Another perfect recipe from the amazing Kathleen Henry, check it out:

Always with love,


Broad Beans and Vegetables Tajine


We do our grocery shopping at a Lebanese grocery store and whenever there are fresh broad beans, there is always a huge crowd of people buying them by the (rather large) bag-full. So I followed the movement and bought some too (I’m such a sheep). The thing is, I had no idea what to do with them… so I came up with this tajine recipe and it turned out great.

The secret when cooking a tajine is to not be in a rush. Let it cook on low heat for a while and don’t turn the heat up, even though the amazing smell that will fill your house will make you want to speed up the process to devourer it faster. It is worth the wait.


  • 1 tblsp of olive oil
  • 1 big or 2 small onions
  • 2 tomatoes diced
  • 2 carrots cut in fingers
  • 2 potatoes cut in wedges
  • about a 1/3 of a butternut squash cut in wedges
  • 10 to 12 fresh broad beans, cut open to use only the inside beans
  • 2 pinches of saffron
  • 1and1/2 tsp of ground cumin
  • 1/4 tsp of ground dry ginger
  • 1 tsp of ground turmeric
  • 1/2 tsp of paprika
  • 1 pinch of ground cloves
  • 1/4 cup of fresh coriander (cilantro)
  • 3 branches of fresh thyme
  • 1/2 to 3/4 cup of vegetable broth
  • some fresh parsley or coriander for garnish

Put the bottom plate of the tajine on low heat and add the oil. Cook the onions in the oil, stirring now and then until they are soft but not brown. Add the tomatoes to the onions and cook for another 10 to 15 minutes. While the onions and tomatoes are cooking, add all the spices to the broth and stir.
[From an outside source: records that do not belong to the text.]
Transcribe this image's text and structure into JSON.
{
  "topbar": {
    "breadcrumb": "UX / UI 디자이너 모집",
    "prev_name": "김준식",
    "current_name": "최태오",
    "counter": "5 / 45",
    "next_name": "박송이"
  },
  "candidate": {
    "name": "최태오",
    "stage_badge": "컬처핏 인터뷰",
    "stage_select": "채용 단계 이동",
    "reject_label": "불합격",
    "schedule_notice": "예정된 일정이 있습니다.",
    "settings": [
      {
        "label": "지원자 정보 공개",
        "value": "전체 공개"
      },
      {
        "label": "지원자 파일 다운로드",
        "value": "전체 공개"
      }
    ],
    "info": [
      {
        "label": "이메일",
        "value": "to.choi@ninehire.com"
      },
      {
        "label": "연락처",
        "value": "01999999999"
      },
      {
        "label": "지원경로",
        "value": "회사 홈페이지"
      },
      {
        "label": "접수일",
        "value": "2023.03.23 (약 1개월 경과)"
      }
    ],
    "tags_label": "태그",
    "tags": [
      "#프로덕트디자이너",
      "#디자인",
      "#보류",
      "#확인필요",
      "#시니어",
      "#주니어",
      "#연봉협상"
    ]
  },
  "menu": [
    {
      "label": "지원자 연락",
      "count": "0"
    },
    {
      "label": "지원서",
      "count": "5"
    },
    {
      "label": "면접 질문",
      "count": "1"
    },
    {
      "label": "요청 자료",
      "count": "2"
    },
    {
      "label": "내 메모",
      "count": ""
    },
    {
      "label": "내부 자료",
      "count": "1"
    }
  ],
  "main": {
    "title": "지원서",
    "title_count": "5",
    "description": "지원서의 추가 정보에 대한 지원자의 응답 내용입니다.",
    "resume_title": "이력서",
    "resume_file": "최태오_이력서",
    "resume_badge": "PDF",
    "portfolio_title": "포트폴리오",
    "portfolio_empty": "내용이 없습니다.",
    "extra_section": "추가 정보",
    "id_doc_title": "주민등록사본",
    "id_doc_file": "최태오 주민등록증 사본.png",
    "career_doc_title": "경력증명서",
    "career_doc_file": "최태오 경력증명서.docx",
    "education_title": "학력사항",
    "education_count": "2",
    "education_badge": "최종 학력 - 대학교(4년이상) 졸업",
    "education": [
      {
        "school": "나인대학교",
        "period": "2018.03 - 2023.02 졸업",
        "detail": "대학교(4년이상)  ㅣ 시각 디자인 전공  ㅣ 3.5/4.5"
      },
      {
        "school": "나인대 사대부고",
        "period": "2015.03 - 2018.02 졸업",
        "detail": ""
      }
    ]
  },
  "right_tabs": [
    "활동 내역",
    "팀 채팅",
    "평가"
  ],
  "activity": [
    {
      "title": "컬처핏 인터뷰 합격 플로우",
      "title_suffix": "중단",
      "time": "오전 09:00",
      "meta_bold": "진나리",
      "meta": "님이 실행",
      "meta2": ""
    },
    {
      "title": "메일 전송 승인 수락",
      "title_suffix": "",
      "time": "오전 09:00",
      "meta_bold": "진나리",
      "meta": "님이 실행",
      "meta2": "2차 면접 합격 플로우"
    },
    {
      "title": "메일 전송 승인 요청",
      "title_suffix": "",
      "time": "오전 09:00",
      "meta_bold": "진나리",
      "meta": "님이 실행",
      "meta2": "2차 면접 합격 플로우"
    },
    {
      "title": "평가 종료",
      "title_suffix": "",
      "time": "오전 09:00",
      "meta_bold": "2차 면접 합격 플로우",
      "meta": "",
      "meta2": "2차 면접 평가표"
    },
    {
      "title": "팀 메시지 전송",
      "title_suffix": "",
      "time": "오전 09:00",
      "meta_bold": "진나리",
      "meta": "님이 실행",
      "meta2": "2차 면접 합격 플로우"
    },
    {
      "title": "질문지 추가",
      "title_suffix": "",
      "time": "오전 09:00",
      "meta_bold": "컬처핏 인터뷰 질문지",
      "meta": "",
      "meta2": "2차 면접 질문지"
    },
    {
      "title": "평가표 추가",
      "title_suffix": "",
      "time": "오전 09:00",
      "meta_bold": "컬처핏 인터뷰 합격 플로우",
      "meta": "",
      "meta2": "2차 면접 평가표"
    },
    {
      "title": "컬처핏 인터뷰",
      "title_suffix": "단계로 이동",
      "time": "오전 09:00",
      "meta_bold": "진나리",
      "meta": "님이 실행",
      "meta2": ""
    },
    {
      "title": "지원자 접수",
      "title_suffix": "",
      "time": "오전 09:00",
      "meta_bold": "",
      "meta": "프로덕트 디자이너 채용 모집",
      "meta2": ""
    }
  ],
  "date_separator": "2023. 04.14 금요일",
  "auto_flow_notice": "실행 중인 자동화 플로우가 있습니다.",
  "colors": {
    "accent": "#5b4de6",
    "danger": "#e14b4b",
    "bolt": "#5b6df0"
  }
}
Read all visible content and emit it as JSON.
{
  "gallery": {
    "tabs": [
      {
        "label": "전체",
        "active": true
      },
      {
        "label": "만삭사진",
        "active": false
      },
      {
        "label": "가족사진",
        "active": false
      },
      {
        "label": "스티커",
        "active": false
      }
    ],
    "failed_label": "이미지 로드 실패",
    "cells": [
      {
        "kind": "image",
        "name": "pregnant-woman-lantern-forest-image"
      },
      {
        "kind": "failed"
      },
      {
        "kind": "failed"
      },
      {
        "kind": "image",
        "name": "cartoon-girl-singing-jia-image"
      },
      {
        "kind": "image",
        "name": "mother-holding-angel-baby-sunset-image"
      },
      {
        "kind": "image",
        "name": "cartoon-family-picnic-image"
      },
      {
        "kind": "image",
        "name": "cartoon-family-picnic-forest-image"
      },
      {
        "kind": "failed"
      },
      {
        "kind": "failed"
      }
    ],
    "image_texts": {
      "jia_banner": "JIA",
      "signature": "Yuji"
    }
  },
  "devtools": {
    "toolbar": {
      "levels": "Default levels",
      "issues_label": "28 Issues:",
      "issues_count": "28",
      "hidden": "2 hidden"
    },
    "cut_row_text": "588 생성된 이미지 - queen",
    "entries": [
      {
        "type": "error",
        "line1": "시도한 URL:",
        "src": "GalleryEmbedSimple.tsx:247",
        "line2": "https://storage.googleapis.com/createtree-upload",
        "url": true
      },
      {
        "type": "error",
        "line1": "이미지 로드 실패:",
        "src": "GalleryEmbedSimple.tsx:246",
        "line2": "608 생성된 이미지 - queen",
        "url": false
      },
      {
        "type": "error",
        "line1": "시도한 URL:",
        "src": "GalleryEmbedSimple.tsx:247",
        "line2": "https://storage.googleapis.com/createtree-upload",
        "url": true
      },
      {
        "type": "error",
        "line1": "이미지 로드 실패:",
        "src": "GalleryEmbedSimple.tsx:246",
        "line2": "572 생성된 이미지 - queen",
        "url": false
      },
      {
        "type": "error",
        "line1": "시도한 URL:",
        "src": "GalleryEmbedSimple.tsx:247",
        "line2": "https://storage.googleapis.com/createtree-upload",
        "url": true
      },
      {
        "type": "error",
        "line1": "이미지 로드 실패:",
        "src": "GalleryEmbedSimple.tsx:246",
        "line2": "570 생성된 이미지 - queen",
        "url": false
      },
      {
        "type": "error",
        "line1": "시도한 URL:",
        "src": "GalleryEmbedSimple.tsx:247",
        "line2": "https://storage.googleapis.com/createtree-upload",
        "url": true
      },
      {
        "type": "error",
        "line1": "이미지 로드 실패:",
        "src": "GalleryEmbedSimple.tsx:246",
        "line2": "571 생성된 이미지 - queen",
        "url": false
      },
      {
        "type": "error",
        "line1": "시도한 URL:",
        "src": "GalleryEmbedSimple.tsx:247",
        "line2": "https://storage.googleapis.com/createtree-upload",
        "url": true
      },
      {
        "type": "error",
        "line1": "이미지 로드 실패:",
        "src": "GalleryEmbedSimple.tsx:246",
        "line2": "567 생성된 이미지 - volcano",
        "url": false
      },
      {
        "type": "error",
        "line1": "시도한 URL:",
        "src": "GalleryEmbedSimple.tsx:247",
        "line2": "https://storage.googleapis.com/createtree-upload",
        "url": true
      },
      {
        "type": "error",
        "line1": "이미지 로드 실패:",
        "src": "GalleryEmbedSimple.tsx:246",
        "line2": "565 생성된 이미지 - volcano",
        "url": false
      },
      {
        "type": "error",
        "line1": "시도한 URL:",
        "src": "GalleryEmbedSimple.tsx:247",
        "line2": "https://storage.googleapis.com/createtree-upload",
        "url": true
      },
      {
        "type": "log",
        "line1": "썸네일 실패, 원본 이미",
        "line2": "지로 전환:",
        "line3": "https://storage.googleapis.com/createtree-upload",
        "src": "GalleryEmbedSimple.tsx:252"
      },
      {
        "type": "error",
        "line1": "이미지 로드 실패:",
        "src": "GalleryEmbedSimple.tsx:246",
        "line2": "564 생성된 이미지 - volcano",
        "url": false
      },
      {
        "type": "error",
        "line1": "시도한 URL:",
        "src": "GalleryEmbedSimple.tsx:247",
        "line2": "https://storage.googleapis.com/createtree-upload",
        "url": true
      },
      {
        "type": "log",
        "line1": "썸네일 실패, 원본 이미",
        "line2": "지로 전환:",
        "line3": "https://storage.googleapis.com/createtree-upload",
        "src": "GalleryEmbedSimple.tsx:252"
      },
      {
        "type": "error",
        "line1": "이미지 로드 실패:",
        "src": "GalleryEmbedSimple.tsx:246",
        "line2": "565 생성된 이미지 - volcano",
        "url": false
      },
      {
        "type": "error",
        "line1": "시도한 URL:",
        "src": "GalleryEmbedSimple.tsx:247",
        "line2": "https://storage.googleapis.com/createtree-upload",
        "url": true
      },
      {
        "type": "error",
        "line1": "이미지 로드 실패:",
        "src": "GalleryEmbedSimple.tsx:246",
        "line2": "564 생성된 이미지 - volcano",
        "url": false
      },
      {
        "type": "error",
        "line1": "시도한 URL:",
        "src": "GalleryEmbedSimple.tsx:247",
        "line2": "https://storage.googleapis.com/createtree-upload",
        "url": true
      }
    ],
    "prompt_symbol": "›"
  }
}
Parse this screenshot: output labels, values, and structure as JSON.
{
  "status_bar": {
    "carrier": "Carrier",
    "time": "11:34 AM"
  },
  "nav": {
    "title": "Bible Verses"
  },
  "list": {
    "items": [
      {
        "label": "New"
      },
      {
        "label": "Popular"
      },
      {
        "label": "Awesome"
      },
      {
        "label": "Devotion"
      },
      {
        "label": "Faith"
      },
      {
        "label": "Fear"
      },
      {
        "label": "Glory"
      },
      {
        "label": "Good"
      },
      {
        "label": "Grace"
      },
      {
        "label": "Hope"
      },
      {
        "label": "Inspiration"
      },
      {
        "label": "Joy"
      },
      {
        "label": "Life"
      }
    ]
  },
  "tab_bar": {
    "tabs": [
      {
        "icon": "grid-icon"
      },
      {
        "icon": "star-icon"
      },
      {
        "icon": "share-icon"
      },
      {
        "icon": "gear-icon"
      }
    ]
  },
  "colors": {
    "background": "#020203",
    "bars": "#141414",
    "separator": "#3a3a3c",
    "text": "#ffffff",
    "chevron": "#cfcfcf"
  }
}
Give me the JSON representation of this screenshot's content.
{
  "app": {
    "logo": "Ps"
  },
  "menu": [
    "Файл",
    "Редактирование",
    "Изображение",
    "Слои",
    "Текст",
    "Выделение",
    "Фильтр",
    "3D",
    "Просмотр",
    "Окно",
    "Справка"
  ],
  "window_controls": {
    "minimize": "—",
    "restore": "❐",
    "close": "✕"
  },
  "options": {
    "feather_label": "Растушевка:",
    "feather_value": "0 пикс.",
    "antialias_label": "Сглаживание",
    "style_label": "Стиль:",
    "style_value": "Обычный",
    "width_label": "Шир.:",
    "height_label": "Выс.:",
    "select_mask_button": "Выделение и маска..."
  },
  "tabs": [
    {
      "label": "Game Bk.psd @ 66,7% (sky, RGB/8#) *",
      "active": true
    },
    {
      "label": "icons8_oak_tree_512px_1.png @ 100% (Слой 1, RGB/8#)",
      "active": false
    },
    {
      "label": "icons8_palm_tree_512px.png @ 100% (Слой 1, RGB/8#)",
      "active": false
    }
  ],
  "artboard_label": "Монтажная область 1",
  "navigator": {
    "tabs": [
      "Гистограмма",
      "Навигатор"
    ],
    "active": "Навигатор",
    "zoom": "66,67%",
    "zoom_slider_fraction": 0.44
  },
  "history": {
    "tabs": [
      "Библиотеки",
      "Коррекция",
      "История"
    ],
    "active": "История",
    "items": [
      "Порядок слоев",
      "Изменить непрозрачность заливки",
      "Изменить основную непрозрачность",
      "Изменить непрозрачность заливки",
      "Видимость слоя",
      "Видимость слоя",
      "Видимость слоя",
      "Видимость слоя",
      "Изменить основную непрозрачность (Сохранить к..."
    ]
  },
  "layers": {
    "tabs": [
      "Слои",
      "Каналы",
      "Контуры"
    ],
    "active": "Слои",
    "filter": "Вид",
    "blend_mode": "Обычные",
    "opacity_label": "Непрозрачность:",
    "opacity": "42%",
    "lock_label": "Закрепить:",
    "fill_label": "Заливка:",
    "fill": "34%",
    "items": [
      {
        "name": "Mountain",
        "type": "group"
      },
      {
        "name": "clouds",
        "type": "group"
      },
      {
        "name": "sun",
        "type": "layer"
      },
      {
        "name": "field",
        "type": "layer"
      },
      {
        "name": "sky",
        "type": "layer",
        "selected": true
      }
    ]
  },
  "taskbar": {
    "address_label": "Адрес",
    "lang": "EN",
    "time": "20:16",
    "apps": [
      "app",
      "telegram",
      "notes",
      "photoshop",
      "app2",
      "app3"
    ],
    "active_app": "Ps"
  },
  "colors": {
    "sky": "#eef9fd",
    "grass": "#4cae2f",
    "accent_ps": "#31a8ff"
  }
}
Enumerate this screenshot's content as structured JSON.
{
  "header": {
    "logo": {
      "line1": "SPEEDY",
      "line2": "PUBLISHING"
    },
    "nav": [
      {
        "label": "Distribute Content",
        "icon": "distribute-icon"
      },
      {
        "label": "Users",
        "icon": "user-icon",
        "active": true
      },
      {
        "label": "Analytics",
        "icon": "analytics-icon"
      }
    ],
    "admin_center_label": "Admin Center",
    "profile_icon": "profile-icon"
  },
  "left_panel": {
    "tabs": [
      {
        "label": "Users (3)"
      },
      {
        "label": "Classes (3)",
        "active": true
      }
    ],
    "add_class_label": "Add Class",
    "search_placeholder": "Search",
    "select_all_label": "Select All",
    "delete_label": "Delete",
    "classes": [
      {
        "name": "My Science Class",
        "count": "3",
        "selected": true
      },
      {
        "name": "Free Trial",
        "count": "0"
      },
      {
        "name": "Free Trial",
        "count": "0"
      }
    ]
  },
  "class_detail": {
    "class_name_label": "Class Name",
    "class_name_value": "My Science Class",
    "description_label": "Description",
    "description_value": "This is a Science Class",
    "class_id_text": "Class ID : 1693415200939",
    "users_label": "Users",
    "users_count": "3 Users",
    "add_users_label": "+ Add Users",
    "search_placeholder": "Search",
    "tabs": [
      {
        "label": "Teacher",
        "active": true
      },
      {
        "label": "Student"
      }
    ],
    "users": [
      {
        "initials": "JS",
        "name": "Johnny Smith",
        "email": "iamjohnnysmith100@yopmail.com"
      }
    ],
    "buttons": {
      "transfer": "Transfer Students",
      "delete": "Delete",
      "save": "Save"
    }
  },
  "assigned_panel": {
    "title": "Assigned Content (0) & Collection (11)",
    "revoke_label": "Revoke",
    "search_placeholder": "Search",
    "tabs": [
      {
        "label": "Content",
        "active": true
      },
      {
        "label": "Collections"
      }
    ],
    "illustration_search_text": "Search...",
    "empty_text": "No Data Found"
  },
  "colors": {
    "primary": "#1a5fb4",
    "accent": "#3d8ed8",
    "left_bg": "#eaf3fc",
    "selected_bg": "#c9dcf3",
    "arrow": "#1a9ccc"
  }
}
When the onions and tomatoes are both soft, place the vegetables in a circle creating a kind of a tipi shape (or tajine shape!). Add the broad beans, fresh coriander and thyme on top of your vegetable sculpture and poor the broth over everything. Cover and cook until the vegetables and beans are well tender, which can take anywhere from 60 to 90 minutes. Every 10 minutes, using a baster, pour some of the broth at the bottom of the tajine onto the vegetables. If the tajine overflows (happens to me a lot!), remove some broth and if the bottom gets dry (has never happened to me yet), add more broth.


Bon appétit